Another informational post by Minette, our International blogger. This one details work programs available in prisons. I’m familiar with the UNICOR program in South Carolina and Hickman Farms in Arizona. Both are extremely helpful for those who want to work.
Prisons hire inmates to do much of the work in prison or to make many of the products needed on site.
If someone has a long sentence, and a high school diploma, they are usually assigned a job. Prisons seem to leave people with sentences under a year alone. People without a high school diploma or GED are directed to classes. But others are encouraged to work. Interviewees reported jobs from making state license plates, cabinet making, maintenance work, painting, farm work, warehouse work, kitchen work, laundry, cleaner, landscaping, remodeling construction, cement crew, and teacher’s assistant. There are hundreds of possibilities. Jobs may be at the prison, in nearby businesses or in county offices and facilities.
In some prisons, inmates do their own laundry. In other prisons, it’s a prized job. It’s kind of a power trip since prisoners do not want to anger the person doing their laundry. Working in the kitchen is also a sought after job, as are the jobs outside the prison walls. Most jobs are worked between six and eight hours a day.
Many government entities take advantage of the low cost, continually available labor force that inmates represent. Using inmate labor saves the agency money and it has the added benefit of providing job training. Prisoners do maintenance and landscaping on government buildings and properties. Often state departments of motor vehicles have prisoners fielding phone calls. When you call the motor vehicle department, that’s why you get the message do not give the first level respondents any personal information. Inmates man local fire stations in California, Georgia and other states and across the country they are “hotshots”, fighting out of control forest fires.
Over 12,000 Federal inmates work for UNICOR, a government corporation with over 80 factories in prison facilities. In 2016, the company reported net income of over $44 million. Inmates get experience with vehicle repair, printing, manufacturing, and other programs. The customers are various government entities. Some states participate with “free world” corporations through the Prison Industry Enhancement Certification Program. While inmates get paid “free world” comparable salaries by the participating corporations there are sufficient payroll deductions for their room and board, victim compensation funds, family support, and taxes, to keep their income high but in line with what other prisoners earn in the prison, usually under $1 an hour. These jobs enable people who may not have skills to learn a trade, take on responsibilities, learn appropriate employment behavior and business etiquette and fill their time productively. Upon release, ex-offenders who have gone through these programs often get hired more quickly than their counterparts and tend to hold their outside jobs longer. In some programs the participants are managed by outside corporate managers, in others by Department of Corrections personnel.

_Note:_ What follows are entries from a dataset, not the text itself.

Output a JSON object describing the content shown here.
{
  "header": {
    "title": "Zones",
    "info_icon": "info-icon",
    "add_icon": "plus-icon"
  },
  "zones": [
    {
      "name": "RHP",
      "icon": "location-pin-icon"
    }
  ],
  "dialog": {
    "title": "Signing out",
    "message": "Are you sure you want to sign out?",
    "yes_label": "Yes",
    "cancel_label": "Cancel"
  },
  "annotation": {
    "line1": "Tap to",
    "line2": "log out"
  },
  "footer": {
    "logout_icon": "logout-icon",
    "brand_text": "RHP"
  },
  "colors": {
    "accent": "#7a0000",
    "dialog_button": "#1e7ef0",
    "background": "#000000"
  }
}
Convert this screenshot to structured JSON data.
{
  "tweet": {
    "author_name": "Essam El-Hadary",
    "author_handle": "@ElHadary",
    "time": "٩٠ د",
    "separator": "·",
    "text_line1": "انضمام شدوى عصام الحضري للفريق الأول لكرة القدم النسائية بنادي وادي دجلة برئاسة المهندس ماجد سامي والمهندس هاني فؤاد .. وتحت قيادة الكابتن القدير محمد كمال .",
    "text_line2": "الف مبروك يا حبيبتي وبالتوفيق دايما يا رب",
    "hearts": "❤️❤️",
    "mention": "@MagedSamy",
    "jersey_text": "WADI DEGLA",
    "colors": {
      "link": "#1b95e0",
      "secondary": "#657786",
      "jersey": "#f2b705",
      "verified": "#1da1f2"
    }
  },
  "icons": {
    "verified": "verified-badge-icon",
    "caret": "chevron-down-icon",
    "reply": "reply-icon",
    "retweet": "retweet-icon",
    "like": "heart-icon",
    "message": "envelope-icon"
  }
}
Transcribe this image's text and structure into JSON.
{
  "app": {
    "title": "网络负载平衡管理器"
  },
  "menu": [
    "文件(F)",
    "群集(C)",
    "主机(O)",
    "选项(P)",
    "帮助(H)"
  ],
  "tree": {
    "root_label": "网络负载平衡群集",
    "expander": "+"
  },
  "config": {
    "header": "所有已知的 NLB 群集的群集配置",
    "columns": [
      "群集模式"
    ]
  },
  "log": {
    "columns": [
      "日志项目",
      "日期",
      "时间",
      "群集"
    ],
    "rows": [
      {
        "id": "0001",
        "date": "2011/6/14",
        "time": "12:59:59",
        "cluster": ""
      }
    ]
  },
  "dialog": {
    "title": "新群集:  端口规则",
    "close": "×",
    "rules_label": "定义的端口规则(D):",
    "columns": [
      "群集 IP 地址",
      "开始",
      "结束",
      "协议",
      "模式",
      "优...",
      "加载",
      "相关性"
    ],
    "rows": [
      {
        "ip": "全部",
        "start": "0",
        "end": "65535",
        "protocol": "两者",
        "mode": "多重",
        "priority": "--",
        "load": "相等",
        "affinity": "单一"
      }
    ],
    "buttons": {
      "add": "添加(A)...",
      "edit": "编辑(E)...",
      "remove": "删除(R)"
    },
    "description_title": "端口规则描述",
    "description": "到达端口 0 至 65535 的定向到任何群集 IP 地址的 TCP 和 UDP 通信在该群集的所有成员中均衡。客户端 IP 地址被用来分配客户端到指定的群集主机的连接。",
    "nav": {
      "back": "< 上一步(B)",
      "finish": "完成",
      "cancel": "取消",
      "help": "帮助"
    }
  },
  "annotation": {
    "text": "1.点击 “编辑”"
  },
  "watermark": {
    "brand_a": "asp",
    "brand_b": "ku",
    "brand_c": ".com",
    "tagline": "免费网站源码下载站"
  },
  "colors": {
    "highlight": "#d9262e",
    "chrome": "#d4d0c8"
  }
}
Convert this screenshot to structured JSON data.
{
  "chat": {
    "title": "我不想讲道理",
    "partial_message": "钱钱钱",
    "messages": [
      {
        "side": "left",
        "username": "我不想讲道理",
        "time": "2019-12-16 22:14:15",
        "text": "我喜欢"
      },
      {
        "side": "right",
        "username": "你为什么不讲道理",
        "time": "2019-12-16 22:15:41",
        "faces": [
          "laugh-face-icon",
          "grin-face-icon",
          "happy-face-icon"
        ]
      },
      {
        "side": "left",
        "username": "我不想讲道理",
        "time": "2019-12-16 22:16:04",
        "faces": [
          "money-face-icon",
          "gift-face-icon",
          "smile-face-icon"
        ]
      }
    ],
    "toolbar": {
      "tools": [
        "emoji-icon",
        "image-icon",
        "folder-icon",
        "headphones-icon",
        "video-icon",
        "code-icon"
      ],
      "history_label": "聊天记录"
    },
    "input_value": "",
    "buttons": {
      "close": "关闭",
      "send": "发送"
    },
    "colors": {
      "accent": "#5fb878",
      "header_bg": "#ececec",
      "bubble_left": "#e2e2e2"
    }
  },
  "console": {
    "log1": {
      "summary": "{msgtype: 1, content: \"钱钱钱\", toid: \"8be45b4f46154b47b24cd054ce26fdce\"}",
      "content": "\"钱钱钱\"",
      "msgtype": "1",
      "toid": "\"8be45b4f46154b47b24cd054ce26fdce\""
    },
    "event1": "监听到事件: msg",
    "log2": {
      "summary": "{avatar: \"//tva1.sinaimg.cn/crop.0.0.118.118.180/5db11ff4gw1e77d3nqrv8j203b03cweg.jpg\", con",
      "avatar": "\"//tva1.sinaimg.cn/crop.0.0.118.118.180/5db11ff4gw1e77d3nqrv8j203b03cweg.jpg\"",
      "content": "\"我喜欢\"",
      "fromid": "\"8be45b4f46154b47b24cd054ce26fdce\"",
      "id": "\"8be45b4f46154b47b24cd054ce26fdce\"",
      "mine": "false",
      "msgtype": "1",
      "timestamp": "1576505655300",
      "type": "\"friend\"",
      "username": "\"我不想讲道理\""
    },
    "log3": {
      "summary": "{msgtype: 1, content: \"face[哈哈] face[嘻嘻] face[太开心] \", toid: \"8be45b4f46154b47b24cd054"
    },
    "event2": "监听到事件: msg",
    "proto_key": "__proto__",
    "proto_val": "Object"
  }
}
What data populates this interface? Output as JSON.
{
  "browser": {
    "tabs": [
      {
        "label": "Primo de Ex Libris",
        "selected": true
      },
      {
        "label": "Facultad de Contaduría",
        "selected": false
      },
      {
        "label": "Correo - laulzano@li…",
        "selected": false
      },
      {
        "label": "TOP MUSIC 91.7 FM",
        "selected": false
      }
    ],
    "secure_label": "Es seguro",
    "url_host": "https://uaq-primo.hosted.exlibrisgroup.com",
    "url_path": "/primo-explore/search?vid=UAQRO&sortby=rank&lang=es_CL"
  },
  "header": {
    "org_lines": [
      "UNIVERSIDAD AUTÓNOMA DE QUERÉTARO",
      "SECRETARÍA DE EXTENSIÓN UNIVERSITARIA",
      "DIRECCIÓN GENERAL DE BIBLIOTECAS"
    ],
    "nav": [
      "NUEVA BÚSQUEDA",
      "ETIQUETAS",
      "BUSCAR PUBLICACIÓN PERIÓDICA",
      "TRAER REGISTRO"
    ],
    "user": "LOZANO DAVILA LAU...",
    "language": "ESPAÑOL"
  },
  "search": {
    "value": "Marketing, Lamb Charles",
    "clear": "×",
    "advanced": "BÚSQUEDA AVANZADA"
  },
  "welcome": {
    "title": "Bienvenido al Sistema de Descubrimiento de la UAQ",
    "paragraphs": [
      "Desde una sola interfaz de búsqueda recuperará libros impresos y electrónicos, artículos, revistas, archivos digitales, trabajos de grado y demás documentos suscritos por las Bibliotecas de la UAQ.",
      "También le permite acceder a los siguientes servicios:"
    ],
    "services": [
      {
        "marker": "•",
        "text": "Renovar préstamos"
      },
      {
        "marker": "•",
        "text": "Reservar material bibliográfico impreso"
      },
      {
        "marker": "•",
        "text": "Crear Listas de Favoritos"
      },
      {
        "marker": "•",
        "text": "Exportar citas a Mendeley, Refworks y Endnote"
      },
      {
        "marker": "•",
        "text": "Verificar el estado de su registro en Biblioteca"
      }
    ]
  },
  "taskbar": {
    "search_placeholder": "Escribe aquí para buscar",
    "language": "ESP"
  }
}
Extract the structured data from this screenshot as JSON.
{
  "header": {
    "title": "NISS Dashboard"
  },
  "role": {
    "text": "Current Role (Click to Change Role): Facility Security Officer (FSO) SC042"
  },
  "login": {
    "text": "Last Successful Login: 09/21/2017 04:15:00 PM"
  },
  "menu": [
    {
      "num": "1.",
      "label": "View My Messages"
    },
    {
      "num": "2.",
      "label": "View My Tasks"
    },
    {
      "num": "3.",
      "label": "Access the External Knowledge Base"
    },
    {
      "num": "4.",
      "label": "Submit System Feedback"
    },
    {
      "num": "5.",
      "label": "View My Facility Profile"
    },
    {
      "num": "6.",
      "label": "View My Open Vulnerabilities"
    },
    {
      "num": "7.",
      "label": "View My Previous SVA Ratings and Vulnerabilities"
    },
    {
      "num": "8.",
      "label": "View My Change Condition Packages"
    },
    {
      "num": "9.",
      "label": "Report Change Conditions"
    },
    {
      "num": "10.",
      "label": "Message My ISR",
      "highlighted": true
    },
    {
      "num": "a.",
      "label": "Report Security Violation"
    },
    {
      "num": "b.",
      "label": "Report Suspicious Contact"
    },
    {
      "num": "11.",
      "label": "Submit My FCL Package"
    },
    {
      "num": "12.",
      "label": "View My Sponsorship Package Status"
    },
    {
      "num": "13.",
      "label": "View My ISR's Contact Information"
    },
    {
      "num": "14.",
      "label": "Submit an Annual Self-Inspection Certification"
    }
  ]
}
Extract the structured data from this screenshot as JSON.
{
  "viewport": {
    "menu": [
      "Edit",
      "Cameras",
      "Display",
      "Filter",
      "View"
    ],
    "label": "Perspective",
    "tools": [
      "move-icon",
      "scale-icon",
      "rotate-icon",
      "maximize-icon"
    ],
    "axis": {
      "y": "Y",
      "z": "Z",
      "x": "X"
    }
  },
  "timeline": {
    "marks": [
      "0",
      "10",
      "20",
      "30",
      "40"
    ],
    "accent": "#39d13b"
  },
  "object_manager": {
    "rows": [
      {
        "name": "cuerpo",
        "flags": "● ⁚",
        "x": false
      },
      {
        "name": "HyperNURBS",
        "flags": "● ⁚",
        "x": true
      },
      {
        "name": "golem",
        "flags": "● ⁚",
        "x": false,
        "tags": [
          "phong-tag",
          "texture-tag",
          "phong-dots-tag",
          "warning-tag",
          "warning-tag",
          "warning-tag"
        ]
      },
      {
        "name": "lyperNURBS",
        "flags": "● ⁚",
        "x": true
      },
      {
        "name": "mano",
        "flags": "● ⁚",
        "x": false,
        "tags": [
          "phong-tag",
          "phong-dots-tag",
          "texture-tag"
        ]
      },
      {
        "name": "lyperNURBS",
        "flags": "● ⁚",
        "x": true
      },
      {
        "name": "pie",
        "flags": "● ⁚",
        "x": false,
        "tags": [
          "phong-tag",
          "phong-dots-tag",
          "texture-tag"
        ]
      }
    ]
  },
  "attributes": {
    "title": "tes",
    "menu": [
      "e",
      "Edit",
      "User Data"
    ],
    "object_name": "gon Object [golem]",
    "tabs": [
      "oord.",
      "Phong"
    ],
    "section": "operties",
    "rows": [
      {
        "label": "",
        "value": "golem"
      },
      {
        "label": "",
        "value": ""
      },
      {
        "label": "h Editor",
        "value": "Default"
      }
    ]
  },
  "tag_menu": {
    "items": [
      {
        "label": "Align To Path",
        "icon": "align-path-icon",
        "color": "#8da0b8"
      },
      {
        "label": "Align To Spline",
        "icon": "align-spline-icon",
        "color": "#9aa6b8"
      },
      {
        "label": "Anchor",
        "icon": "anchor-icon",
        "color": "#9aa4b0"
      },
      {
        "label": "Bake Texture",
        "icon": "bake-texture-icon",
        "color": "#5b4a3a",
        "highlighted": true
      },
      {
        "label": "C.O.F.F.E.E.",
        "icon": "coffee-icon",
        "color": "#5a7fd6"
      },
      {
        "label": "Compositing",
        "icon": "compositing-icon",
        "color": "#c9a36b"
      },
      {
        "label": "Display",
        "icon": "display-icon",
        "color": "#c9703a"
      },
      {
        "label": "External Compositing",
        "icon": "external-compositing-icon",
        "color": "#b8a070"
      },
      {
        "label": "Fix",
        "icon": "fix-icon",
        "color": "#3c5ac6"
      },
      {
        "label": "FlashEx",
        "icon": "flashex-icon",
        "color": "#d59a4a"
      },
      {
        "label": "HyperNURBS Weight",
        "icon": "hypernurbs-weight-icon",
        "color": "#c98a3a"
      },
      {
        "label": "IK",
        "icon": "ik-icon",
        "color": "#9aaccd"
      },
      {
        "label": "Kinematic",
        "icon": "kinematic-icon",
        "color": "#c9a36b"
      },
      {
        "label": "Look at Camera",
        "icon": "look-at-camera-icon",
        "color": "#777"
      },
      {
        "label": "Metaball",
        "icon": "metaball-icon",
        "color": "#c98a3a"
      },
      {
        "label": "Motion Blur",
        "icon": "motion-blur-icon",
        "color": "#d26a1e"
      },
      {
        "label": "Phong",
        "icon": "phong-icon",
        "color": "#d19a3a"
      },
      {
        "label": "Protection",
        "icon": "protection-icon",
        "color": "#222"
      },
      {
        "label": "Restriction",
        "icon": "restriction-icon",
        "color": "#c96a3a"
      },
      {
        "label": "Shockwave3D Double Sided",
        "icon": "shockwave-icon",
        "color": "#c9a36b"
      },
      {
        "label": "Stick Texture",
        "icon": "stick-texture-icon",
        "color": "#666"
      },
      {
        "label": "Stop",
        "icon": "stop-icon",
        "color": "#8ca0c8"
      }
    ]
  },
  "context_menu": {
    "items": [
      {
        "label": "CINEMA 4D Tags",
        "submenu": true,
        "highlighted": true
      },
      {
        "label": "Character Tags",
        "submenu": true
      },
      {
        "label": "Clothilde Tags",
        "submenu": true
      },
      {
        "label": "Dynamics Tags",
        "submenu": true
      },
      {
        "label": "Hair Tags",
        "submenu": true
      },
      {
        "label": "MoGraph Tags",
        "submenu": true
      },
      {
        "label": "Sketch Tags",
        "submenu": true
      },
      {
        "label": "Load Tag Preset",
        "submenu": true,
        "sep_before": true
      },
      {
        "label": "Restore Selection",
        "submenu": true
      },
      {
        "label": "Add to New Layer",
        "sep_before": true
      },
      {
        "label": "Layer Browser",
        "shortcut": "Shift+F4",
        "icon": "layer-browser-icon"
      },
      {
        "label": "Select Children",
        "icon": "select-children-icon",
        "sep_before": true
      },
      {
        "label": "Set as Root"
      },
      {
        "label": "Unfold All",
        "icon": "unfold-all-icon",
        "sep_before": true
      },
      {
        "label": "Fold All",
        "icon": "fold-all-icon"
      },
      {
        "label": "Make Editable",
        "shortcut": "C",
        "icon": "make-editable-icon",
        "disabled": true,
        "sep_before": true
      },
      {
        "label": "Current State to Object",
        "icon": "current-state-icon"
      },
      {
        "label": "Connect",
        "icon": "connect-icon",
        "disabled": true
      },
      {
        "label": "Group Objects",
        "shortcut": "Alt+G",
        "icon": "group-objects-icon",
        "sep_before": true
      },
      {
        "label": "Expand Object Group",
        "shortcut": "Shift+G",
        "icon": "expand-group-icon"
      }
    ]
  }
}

Most states have a program like Minnesota’s Minncor, this company reported being in six of the state’s prisons. They manufacture prison furniture, but they also subcontract with privately owned businesses in the state. While paid comparable salaries to outside workers, inmates don’t get benefits and they work flexible hours. A company can get American made products without investing in more space. Minncor has been profitable since 2006, they use some of their profits to offer support (bus passes, additional job training) to released workers for a year. I agree with Minncor’s website that this arrangement provides training, avoids inmate’s idleness, and reduces both tension in the prisons and recidivism but there are many who think these employment programs are taking advantage of the prisoners because they are forced to work. They consider it akin to slave labor. Based on my understanding of the program, if the employee does not perform to a satisfactory level, the employers will let them go. They can easily replace them with another inmate, eager for something useful to do and more financially rewarding than traditional institutional work.
Arizona has Arizona Correctional Industries. Inmates are either sent out to work at companies, for example, farms or carpentry factories, or work in facilities on the prison grounds in call centers, workshops, printing facilities, and even a wild horse care and training facility. Arizona Correctional Industries website makes it clear they don’t want to displace Arizona workers, but they would like to replace jobs that are outsourced to other countries or help a company avoid inconsistent additional shifts and overtime. In most states, businesses within a state can generally contract with their prison system to use their labor.
Having a job provides funds for the commissary, to visit the nurse, or to build up gate money – funds for when the inmate leaves. It offers a focus for one’s time in prison and on occasion a sense of accomplishment. It also can fill in a blank on an eventual resume.